• remind me tomorrow
  • remind me next week
  • never remind me
Subscribe to the ANN Newsletter • Wake up every Sunday to a curated list of ANN's most interesting posts of the week. read more

How Bad Is Bullying In Japan?

by Justin Sevakis,

Lisa asks:

Is girls ganging up on other girls simply for talking to, or liking the most popular guy in school, as seen in so many anime shows, really a thing in Japan? So often you see these terrible situations where a lone girl is ostracized or even beaten by other girls simply because the "prince" said hello to her! It boggles my mind, and I would love to understand the cultural origins behind this outlandish anime scenario.

While the whole thing with a love interest for the hottest guy in school being bullied by a trio of girls who have dibs on him is something of an old hoary shoujo manga cliché, it's really not TOO far off from things that happen in real life. What you're seeing at work in that particular scenario is a combination of two distinctly Japanese social phenomenon.

The first is the old Japanese dating tradition known as the "love confession" or kokuhaku. The love confession, as those who've watched a lot of romance anime know, is the part where you awkwardly take the object of your crush somewhere private, tell him or her that you like them ("Suki desu!") and ask them to go out with you. Ideally, there are cherry blossoms falling dramatically when this happens. This is sort of the opposite of what happens in Western society, where you more casually ask someone out on a date, and if things start to happen, THEN you become a couple.

That love confession is REALLY tough for a lot of people. That moment of confession is a terrifying leap off the edge of an abyss, and a lot of people can't bring themselves to do it. They pine away in secret, and treat the object of their crush as an idol -- this distant god or goddess, an object of perfection, just out of reach. And as anyone who's been hormonally, deeply in love can attest to, things can get weird and they can get dark.

And that brings us to the second phenomenon, and that is Japanese classroom bullying. Now, obviously bullying is something that happens everywhere, but it's seen as a particular issue in Japan. In 2015 police only got involved in 200 cases, but the vast majority of the time it occurs, it goes completely unreported. Japan already has a suicide rate 60% higher than the global average, but teen suicide is a huge problem, and much of it is blamed on bullying. Every September 1, when summer vacation ends and bullied kids have to go back and face their attackers again, there's an alarming spike in these suicides.

Since there's huge societal pressure in Japanese schools (and society in general) to fall into line socially, those who stand out are often the prime targets for uniquely psychological attacks. Taunting can last months or years, and stretch far outside of school walls. Often, a group of kids, or even an entire class can be persuaded to gang up on a single victim -- and since the class spends all day in the same room together, that can really take a toll. The victim can be forced to commit crimes (shoplifting usually), and in the most serious cases, endure physical hazing.

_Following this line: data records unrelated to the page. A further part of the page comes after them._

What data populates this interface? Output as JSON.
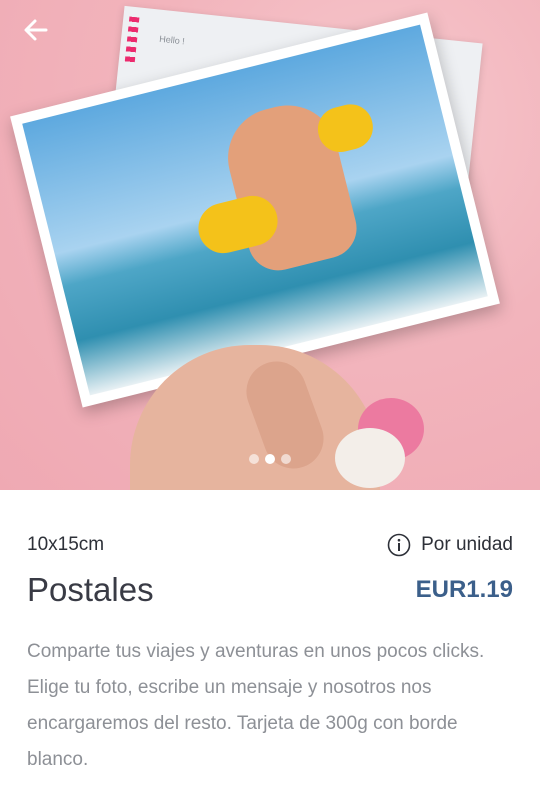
{
  "hero": {
    "postcard_text": "Hello !",
    "carousel": {
      "count": 3,
      "active_index": 1
    }
  },
  "product": {
    "size": "10x15cm",
    "unit_label": "Por unidad",
    "title": "Postales",
    "price": "EUR1.19",
    "description": "Comparte tus viajes y aventuras en unos pocos clicks. Elige tu foto, escribe un mensaje y nosotros nos encargaremos del resto. Tarjeta de 300g con borde blanco."
  },
  "colors": {
    "price": "#3b5f8a",
    "hero_background": "#f2b4bc",
    "description_text": "#8d9096"
  },
  "icons": {
    "back": "back-arrow-icon",
    "info": "info-icon"
  }
}
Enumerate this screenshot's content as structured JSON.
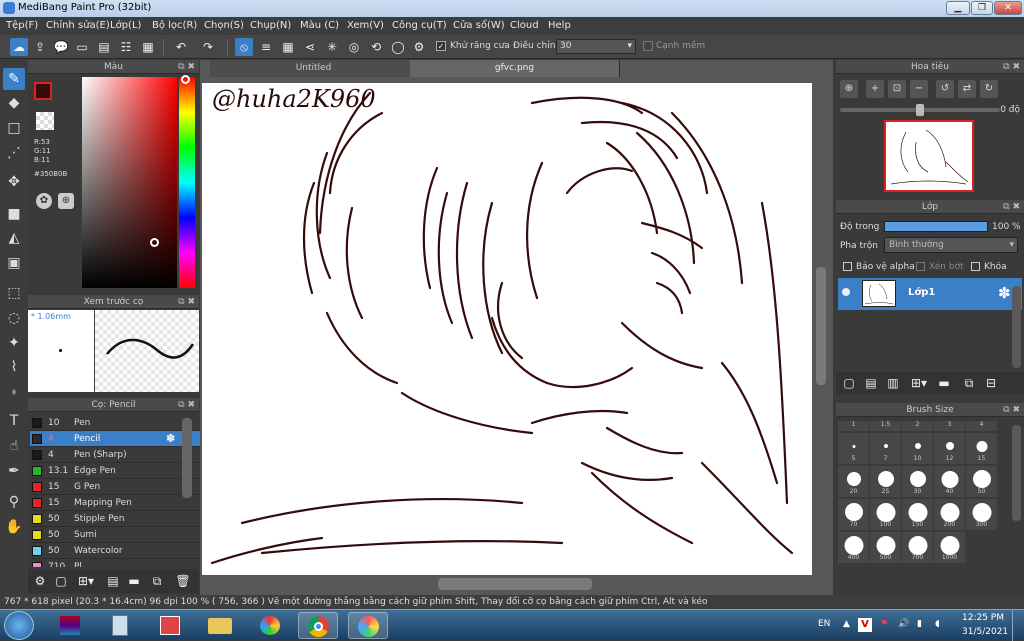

This is one downside of youth being given much more control and free reign over their lives -- there is often not enough adult supervision to really stop this from happening. Homeroom teachers are often already stressed with trying to maintain order in their classes, and don't have much training in how to deal with bullying. Teachers have often found that intervening only made the problem worse. Many books and articles have been written about the bullying epidemic, but it's not clear, despite a recent decline in police-involved incidents, that Japan has a handle on the problem.

At any rate, it's easy to see how the combination of the Love Confession conundrum combines with the issue of bullying. The trope of being bullied for upsetting a class's normal social order strikes a chord with readers for a reason. Kids are awful to each other around the world. Japan is no exception.

Thank you for reading Answerman!

We are no longer taking question submissions. However, over the years we've answered THOUSANDS of your questions, and probably already answered yours! Check our our complete archives! Below are a few of the most popular ones...

Anime News Network founder Justin Sevakis wrote Answerman between July 2013 and August 2019, and had over 20 years of experience in the anime business at the time. These days, he's the owner of the video production company MediaOCD, where he produces many anime Blu-rays. You can follow him on Twitter at @worldofcrap.

discuss this in the forum (74 posts) |
bookmark/share with: short url

Answerman homepage / archives